(Records excerpted from a collection)
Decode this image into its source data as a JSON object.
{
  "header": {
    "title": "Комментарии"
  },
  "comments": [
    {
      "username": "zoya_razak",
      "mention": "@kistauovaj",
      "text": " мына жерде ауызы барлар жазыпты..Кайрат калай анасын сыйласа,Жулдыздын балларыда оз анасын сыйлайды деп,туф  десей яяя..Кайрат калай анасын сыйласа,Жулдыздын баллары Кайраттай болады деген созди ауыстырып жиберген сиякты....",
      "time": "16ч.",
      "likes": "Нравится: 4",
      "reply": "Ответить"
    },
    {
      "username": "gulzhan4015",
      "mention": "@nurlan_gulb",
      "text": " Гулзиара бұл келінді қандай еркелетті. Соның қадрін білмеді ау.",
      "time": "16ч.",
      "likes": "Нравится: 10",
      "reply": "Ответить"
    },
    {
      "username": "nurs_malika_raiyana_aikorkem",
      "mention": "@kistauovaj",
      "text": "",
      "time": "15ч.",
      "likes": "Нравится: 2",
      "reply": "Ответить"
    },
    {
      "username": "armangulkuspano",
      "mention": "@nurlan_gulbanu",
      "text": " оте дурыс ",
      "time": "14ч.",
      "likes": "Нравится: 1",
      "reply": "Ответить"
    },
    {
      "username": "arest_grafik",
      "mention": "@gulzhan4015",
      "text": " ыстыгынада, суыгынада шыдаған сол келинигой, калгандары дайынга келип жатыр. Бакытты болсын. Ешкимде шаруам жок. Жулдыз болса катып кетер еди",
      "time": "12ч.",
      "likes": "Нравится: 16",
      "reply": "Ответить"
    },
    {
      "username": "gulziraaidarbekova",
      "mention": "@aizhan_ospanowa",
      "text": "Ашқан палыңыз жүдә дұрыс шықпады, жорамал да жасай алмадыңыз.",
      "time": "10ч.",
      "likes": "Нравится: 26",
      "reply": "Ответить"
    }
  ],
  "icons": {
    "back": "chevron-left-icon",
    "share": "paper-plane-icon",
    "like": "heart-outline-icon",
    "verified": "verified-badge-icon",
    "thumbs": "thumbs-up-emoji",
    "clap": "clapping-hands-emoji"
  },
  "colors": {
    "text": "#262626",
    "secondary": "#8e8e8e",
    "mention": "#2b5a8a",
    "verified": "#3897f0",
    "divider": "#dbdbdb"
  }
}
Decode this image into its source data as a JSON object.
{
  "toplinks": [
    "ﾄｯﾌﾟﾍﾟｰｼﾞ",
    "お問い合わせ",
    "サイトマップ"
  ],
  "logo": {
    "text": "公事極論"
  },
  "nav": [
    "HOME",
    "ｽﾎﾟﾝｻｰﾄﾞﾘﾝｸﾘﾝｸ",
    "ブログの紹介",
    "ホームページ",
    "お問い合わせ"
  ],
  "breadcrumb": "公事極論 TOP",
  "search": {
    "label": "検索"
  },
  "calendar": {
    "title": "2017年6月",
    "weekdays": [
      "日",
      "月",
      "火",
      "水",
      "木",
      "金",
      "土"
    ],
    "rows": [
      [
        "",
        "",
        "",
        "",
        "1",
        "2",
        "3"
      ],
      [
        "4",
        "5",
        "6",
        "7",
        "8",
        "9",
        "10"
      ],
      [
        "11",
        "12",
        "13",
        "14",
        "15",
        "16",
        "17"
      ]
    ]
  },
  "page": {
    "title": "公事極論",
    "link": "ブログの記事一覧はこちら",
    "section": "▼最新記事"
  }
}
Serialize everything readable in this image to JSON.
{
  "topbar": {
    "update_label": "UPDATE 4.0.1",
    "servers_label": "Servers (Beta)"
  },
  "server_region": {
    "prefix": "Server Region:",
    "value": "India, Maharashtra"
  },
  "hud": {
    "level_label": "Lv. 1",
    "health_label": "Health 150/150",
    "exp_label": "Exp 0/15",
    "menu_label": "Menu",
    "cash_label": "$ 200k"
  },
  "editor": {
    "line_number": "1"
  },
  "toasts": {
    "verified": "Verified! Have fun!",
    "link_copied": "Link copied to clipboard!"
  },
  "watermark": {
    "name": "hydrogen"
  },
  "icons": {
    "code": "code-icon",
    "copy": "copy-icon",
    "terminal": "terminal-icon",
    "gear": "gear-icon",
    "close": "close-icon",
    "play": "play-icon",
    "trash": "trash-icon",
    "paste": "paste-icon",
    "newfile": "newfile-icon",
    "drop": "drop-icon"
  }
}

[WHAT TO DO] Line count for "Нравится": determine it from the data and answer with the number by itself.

[PROBLEM SOLUTION] 6